* EXERCISE AIM *
Copy out, from the data below, each line in which the word "Midnight" occurs.

⁂

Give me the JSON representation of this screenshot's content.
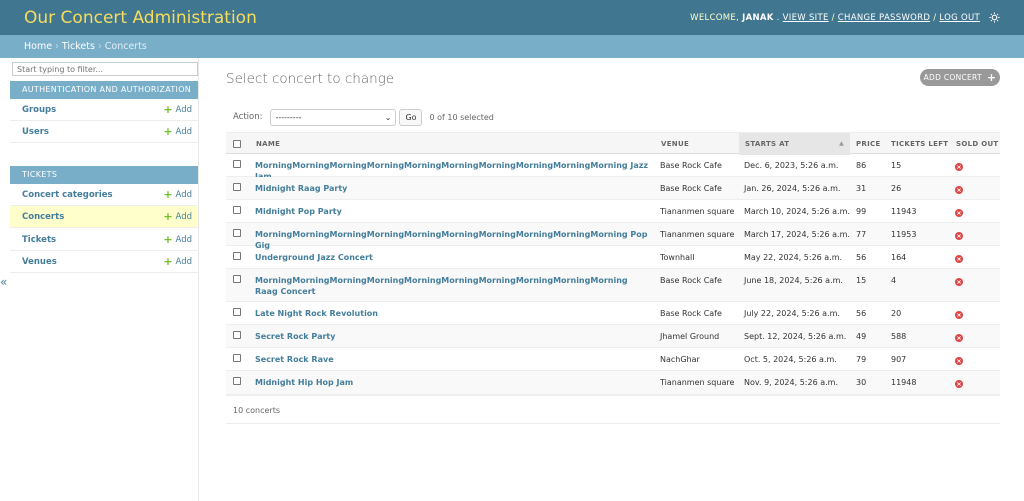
{
  "header": {
    "site_name": "Our Concert Administration",
    "welcome": "WELCOME,",
    "user": "JANAK",
    "view_site": "VIEW SITE",
    "change_password": "CHANGE PASSWORD",
    "log_out": "LOG OUT",
    "sep": "/"
  },
  "breadcrumbs": {
    "home": "Home",
    "app": "Tickets",
    "current": "Concerts",
    "sep": "›"
  },
  "sidebar": {
    "filter_placeholder": "Start typing to filter...",
    "collapse": "«",
    "add_label": "Add",
    "apps": [
      {
        "caption": "AUTHENTICATION AND AUTHORIZATION",
        "models": [
          {
            "name": "Groups"
          },
          {
            "name": "Users"
          }
        ]
      },
      {
        "caption": "TICKETS",
        "models": [
          {
            "name": "Concert categories"
          },
          {
            "name": "Concerts"
          },
          {
            "name": "Tickets"
          },
          {
            "name": "Venues"
          }
        ]
      }
    ]
  },
  "content": {
    "title": "Select concert to change",
    "add_button": "ADD CONCERT",
    "action_label": "Action:",
    "action_selected": "---------",
    "go": "Go",
    "counter": "0 of 10 selected",
    "columns": {
      "name": "NAME",
      "venue": "VENUE",
      "starts_at": "STARTS AT",
      "price": "PRICE",
      "tickets_left": "TICKETS LEFT",
      "sold_out": "SOLD OUT"
    },
    "rows": [
      {
        "name": "MorningMorningMorningMorningMorningMorningMorningMorningMorningMorning Jazz Jam",
        "venue": "Base Rock Cafe",
        "starts_at": "Dec. 6, 2023, 5:26 a.m.",
        "price": "86",
        "tickets_left": "15"
      },
      {
        "name": "Midnight Raag Party",
        "venue": "Base Rock Cafe",
        "starts_at": "Jan. 26, 2024, 5:26 a.m.",
        "price": "31",
        "tickets_left": "26"
      },
      {
        "name": "Midnight Pop Party",
        "venue": "Tiananmen square",
        "starts_at": "March 10, 2024, 5:26 a.m.",
        "price": "99",
        "tickets_left": "11943"
      },
      {
        "name": "MorningMorningMorningMorningMorningMorningMorningMorningMorningMorning Pop Gig",
        "venue": "Tiananmen square",
        "starts_at": "March 17, 2024, 5:26 a.m.",
        "price": "77",
        "tickets_left": "11953"
      },
      {
        "name": "Underground Jazz Concert",
        "venue": "Townhall",
        "starts_at": "May 22, 2024, 5:26 a.m.",
        "price": "56",
        "tickets_left": "164"
      },
      {
        "name": "MorningMorningMorningMorningMorningMorningMorningMorningMorningMorning Raag Concert",
        "venue": "Base Rock Cafe",
        "starts_at": "June 18, 2024, 5:26 a.m.",
        "price": "15",
        "tickets_left": "4"
      },
      {
        "name": "Late Night Rock Revolution",
        "venue": "Base Rock Cafe",
        "starts_at": "July 22, 2024, 5:26 a.m.",
        "price": "56",
        "tickets_left": "20"
      },
      {
        "name": "Secret Rock Party",
        "venue": "Jhamel Ground",
        "starts_at": "Sept. 12, 2024, 5:26 a.m.",
        "price": "49",
        "tickets_left": "588"
      },
      {
        "name": "Secret Rock Rave",
        "venue": "NachGhar",
        "starts_at": "Oct. 5, 2024, 5:26 a.m.",
        "price": "79",
        "tickets_left": "907"
      },
      {
        "name": "Midnight Hip Hop Jam",
        "venue": "Tiananmen square",
        "starts_at": "Nov. 9, 2024, 5:26 a.m.",
        "price": "30",
        "tickets_left": "11948"
      }
    ],
    "paginator": "10 concerts"
  }
}
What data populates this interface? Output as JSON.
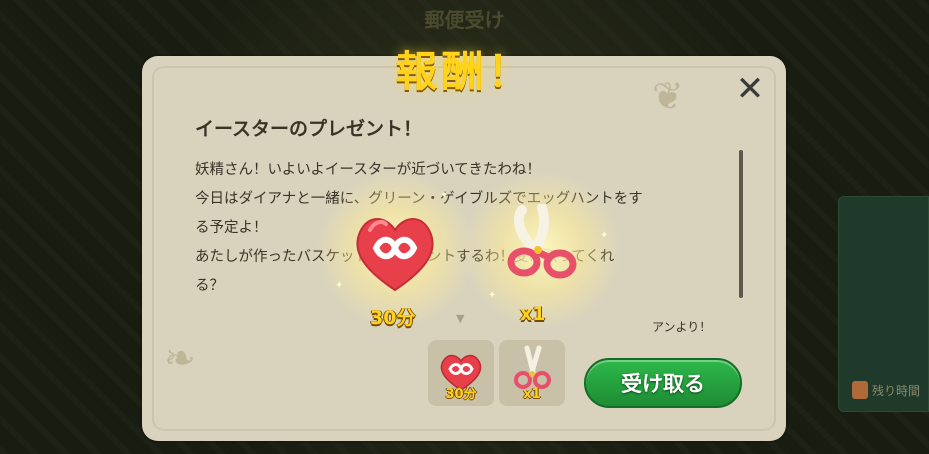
{
  "screen": {
    "title": "郵便受け",
    "side_label": "残り時間"
  },
  "reward": {
    "title": "報酬！",
    "items": [
      {
        "icon": "infinite-heart-icon",
        "label": "30分"
      },
      {
        "icon": "pink-scissors-icon",
        "label": "x1"
      }
    ]
  },
  "mail": {
    "subject": "イースターのプレゼント！",
    "body": [
      "妖精さん！いよいよイースターが近づいてきたわね！",
      "今日はダイアナと一緒に、グリーン・ゲイブルズでエッグハントをす",
      "る予定よ！",
      "あたしが作ったバスケットをプレゼントするわ！受け取ってくれ",
      "る？"
    ],
    "signature": "アンより！",
    "attachments": [
      {
        "icon": "infinite-heart-icon",
        "label": "30分"
      },
      {
        "icon": "pink-scissors-icon",
        "label": "x1"
      }
    ],
    "receive_label": "受け取る",
    "close_icon": "close-icon"
  },
  "colors": {
    "gold": "#ffd21c",
    "button_green": "#2db84a",
    "panel": "#d9d3be",
    "heart_red": "#e8404a"
  }
}
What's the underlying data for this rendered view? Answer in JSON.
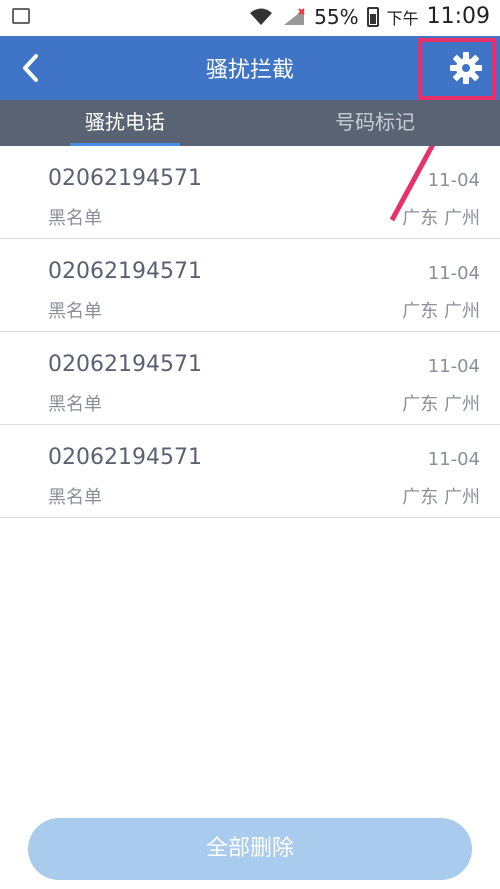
{
  "status_bar": {
    "battery_percent": "55%",
    "ampm": "下午",
    "time": "11:09"
  },
  "header": {
    "title": "骚扰拦截",
    "back_icon": "chevron-left-icon",
    "settings_icon": "gear-icon",
    "accent_color": "#3f74c6",
    "highlight_color": "#e8306a"
  },
  "tabs": [
    {
      "label": "骚扰电话",
      "active": true
    },
    {
      "label": "号码标记",
      "active": false
    }
  ],
  "records": [
    {
      "number": "02062194571",
      "date": "11-04",
      "tag": "黑名单",
      "location": "广东 广州"
    },
    {
      "number": "02062194571",
      "date": "11-04",
      "tag": "黑名单",
      "location": "广东 广州"
    },
    {
      "number": "02062194571",
      "date": "11-04",
      "tag": "黑名单",
      "location": "广东 广州"
    },
    {
      "number": "02062194571",
      "date": "11-04",
      "tag": "黑名单",
      "location": "广东 广州"
    }
  ],
  "footer": {
    "delete_all_label": "全部删除"
  }
}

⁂

* EXPECTED ANSWER *
        "name": "Midnight Raag Party",
        "name": "Midnight Pop Party",
        "name": "Midnight Hip Hop Jam",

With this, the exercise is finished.